(Data about app and page elements)
# # #
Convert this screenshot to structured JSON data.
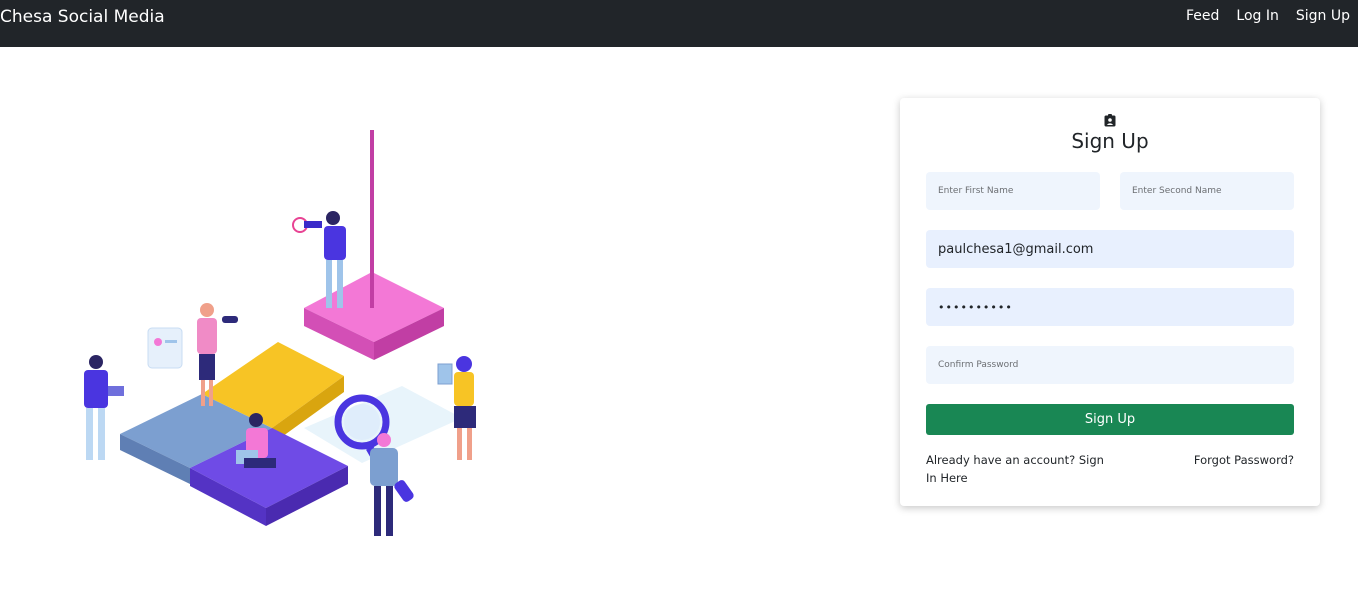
{
  "navbar": {
    "brand": "Chesa Social Media",
    "links": [
      "Feed",
      "Log In",
      "Sign Up"
    ]
  },
  "form": {
    "icon": "contact-card-icon",
    "title": "Sign Up",
    "first_name_placeholder": "Enter First Name",
    "second_name_placeholder": "Enter Second Name",
    "email_value": "paulchesa1@gmail.com",
    "password_value": "••••••••••",
    "confirm_placeholder": "Confirm Password",
    "submit_label": "Sign Up",
    "signin_link": "Already have an account? Sign In Here",
    "forgot_link": "Forgot Password?"
  },
  "colors": {
    "navbar": "#212529",
    "button": "#198754",
    "input_bg": "#eff5fd"
  }
}
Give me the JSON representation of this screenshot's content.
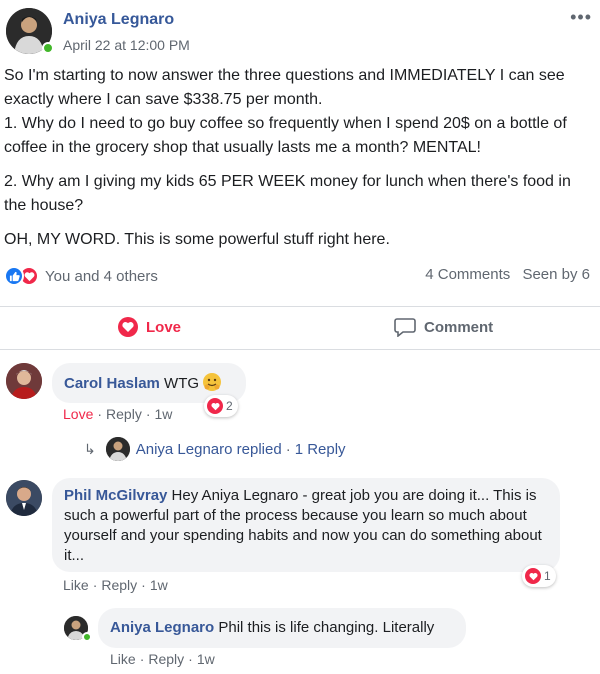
{
  "post": {
    "author": "Aniya Legnaro",
    "timestamp": "April 22 at 12:00 PM",
    "more_icon": "•••",
    "body": {
      "line1": "So I'm starting to now answer the three questions and IMMEDIATELY I can see exactly where I can save $338.75 per month.",
      "line2": "1. Why do I need to go buy coffee so frequently when I spend 20$ on a bottle of coffee in the grocery shop that usually lasts me a month? MENTAL!",
      "line3": "2. Why am I giving my kids 65 PER WEEK money for lunch when there's food in the house?",
      "line4": "OH, MY WORD. This is some powerful stuff right here."
    },
    "reactions_text": "You and 4 others",
    "comments_count": "4 Comments",
    "seen_by": "Seen by 6",
    "actions": {
      "love": "Love",
      "comment": "Comment"
    }
  },
  "comments": [
    {
      "author": "Carol Haslam",
      "text": "WTG",
      "meta": {
        "love": "Love",
        "reply": "Reply",
        "time": "1w"
      },
      "reaction_count": "2",
      "replied": {
        "author": "Aniya Legnaro",
        "verb": "replied",
        "link": "1 Reply"
      }
    },
    {
      "author": "Phil McGilvray",
      "text": "Hey Aniya Legnaro - great job you are doing it... This is such a powerful part of the process because you learn so much about yourself and your spending habits and now you can do something about it...",
      "meta": {
        "like": "Like",
        "reply": "Reply",
        "time": "1w"
      },
      "reaction_count": "1"
    },
    {
      "author": "Aniya Legnaro",
      "text": "Phil this is life changing. Literally",
      "meta": {
        "like": "Like",
        "reply": "Reply",
        "time": "1w"
      }
    }
  ],
  "colors": {
    "name_blue": "#385898",
    "love_red": "#f0284a",
    "like_blue": "#1877f2",
    "online_green": "#42b72a",
    "bubble_gray": "#f2f3f5",
    "meta_gray": "#606770"
  }
}
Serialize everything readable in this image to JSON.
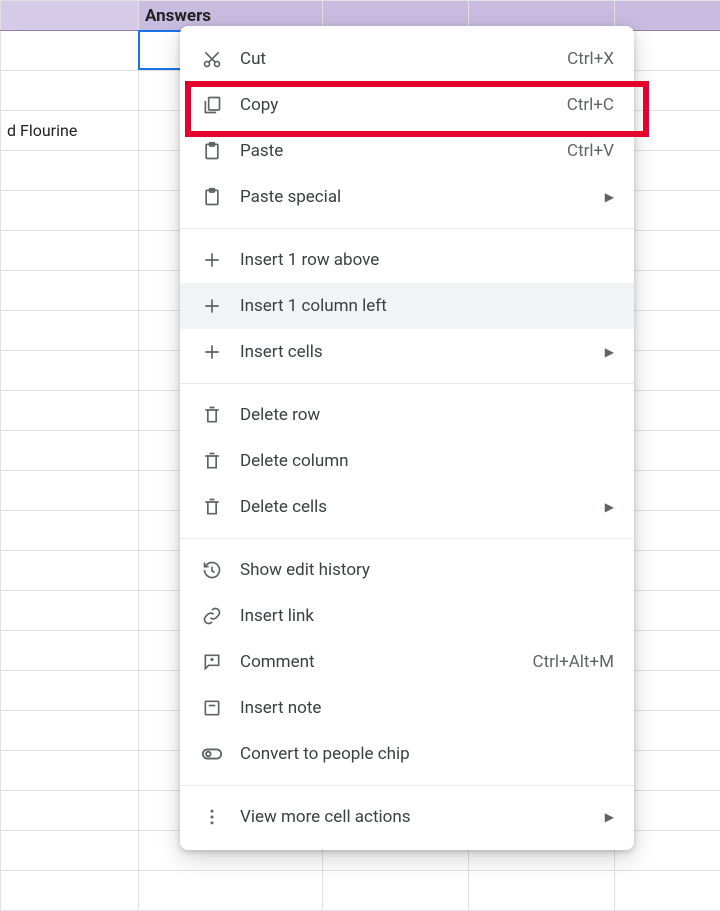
{
  "sheet": {
    "header_label": "Answers",
    "row3_cell_a": "d Flourine"
  },
  "menu": {
    "items": [
      {
        "label": "Cut",
        "shortcut": "Ctrl+X"
      },
      {
        "label": "Copy",
        "shortcut": "Ctrl+C"
      },
      {
        "label": "Paste",
        "shortcut": "Ctrl+V"
      },
      {
        "label": "Paste special",
        "submenu": true
      },
      {
        "label": "Insert 1 row above"
      },
      {
        "label": "Insert 1 column left",
        "hover": true
      },
      {
        "label": "Insert cells",
        "submenu": true
      },
      {
        "label": "Delete row"
      },
      {
        "label": "Delete column"
      },
      {
        "label": "Delete cells",
        "submenu": true
      },
      {
        "label": "Show edit history"
      },
      {
        "label": "Insert link"
      },
      {
        "label": "Comment",
        "shortcut": "Ctrl+Alt+M"
      },
      {
        "label": "Insert note"
      },
      {
        "label": "Convert to people chip"
      },
      {
        "label": "View more cell actions",
        "submenu": true
      }
    ]
  }
}
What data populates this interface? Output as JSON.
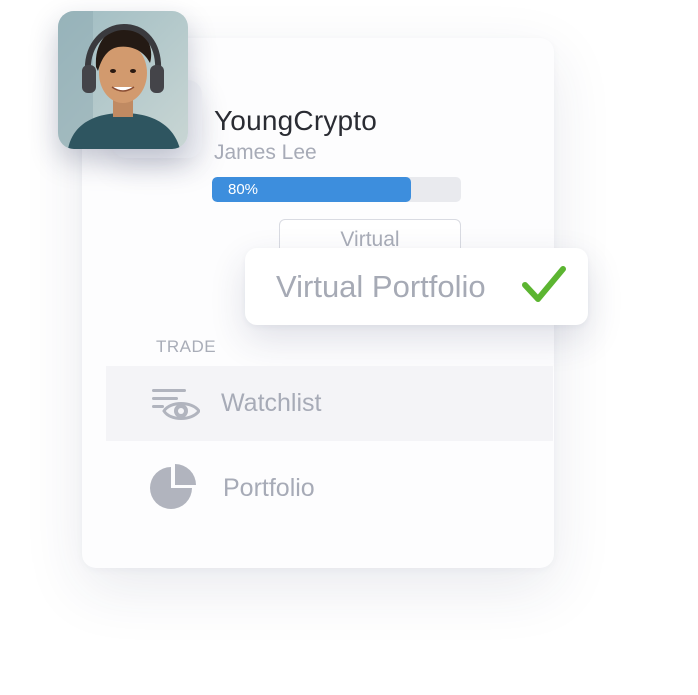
{
  "profile": {
    "username": "YoungCrypto",
    "full_name": "James Lee",
    "progress": {
      "percent": 80,
      "label": "80%"
    }
  },
  "mode_button": {
    "label": "Virtual"
  },
  "popup": {
    "label": "Virtual Portfolio"
  },
  "menu": {
    "section_label": "TRADE",
    "items": [
      {
        "label": "Watchlist",
        "icon": "watchlist-eye-icon",
        "active": true
      },
      {
        "label": "Portfolio",
        "icon": "pie-chart-icon",
        "active": false
      }
    ]
  },
  "colors": {
    "accent": "#3d8edd",
    "check": "#5cb531",
    "muted_text": "#a7abb7",
    "heading_text": "#2a2c33"
  }
}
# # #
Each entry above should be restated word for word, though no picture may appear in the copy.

**EXERCISE RESULT**.
Convert this screenshot to structured JSON data.
{
  "navbar": {
    "brand": "Chesa Social Media",
    "links": [
      "Feed",
      "Log In",
      "Sign Up"
    ]
  },
  "form": {
    "icon": "contact-card-icon",
    "title": "Sign Up",
    "first_name_placeholder": "Enter First Name",
    "second_name_placeholder": "Enter Second Name",
    "email_value": "paulchesa1@gmail.com",
    "password_value": "••••••••••",
    "confirm_placeholder": "Confirm Password",
    "submit_label": "Sign Up",
    "signin_link": "Already have an account? Sign In Here",
    "forgot_link": "Forgot Password?"
  },
  "colors": {
    "navbar": "#212529",
    "button": "#198754",
    "input_bg": "#eff5fd"
  }
}
Give me the JSON representation of this screenshot's content.
{
  "post": {
    "author": "Aniya Legnaro",
    "timestamp": "April 22 at 12:00 PM",
    "more_icon": "•••",
    "body": {
      "line1": "So I'm starting to now answer the three questions and IMMEDIATELY I can see exactly where I can save $338.75 per month.",
      "line2": "1. Why do I need to go buy coffee so frequently when I spend 20$ on a bottle of coffee in the grocery shop that usually lasts me a month? MENTAL!",
      "line3": "2. Why am I giving my kids 65 PER WEEK money for lunch when there's food in the house?",
      "line4": "OH, MY WORD. This is some powerful stuff right here."
    },
    "reactions_text": "You and 4 others",
    "comments_count": "4 Comments",
    "seen_by": "Seen by 6",
    "actions": {
      "love": "Love",
      "comment": "Comment"
    }
  },
  "comments": [
    {
      "author": "Carol Haslam",
      "text": "WTG",
      "meta": {
        "love": "Love",
        "reply": "Reply",
        "time": "1w"
      },
      "reaction_count": "2",
      "replied": {
        "author": "Aniya Legnaro",
        "verb": "replied",
        "link": "1 Reply"
      }
    },
    {
      "author": "Phil McGilvray",
      "text": "Hey Aniya Legnaro - great job you are doing it... This is such a powerful part of the process because you learn so much about yourself and your spending habits and now you can do something about it...",
      "meta": {
        "like": "Like",
        "reply": "Reply",
        "time": "1w"
      },
      "reaction_count": "1"
    },
    {
      "author": "Aniya Legnaro",
      "text": "Phil this is life changing. Literally",
      "meta": {
        "like": "Like",
        "reply": "Reply",
        "time": "1w"
      }
    }
  ],
  "colors": {
    "name_blue": "#385898",
    "love_red": "#f0284a",
    "like_blue": "#1877f2",
    "online_green": "#42b72a",
    "bubble_gray": "#f2f3f5",
    "meta_gray": "#606770"
  }
}
Serialize everything readable in this image to JSON.
{
  "sheet": {
    "header_label": "Answers",
    "row3_cell_a": "d Flourine"
  },
  "menu": {
    "items": [
      {
        "label": "Cut",
        "shortcut": "Ctrl+X"
      },
      {
        "label": "Copy",
        "shortcut": "Ctrl+C"
      },
      {
        "label": "Paste",
        "shortcut": "Ctrl+V"
      },
      {
        "label": "Paste special",
        "submenu": true
      },
      {
        "label": "Insert 1 row above"
      },
      {
        "label": "Insert 1 column left",
        "hover": true
      },
      {
        "label": "Insert cells",
        "submenu": true
      },
      {
        "label": "Delete row"
      },
      {
        "label": "Delete column"
      },
      {
        "label": "Delete cells",
        "submenu": true
      },
      {
        "label": "Show edit history"
      },
      {
        "label": "Insert link"
      },
      {
        "label": "Comment",
        "shortcut": "Ctrl+Alt+M"
      },
      {
        "label": "Insert note"
      },
      {
        "label": "Convert to people chip"
      },
      {
        "label": "View more cell actions",
        "submenu": true
      }
    ]
  }
}
What data populates this interface? Output as JSON.
{
  "profile": {
    "username": "YoungCrypto",
    "full_name": "James Lee",
    "progress": {
      "percent": 80,
      "label": "80%"
    }
  },
  "mode_button": {
    "label": "Virtual"
  },
  "popup": {
    "label": "Virtual Portfolio"
  },
  "menu": {
    "section_label": "TRADE",
    "items": [
      {
        "label": "Watchlist",
        "icon": "watchlist-eye-icon",
        "active": true
      },
      {
        "label": "Portfolio",
        "icon": "pie-chart-icon",
        "active": false
      }
    ]
  },
  "colors": {
    "accent": "#3d8edd",
    "check": "#5cb531",
    "muted_text": "#a7abb7",
    "heading_text": "#2a2c33"
  }
}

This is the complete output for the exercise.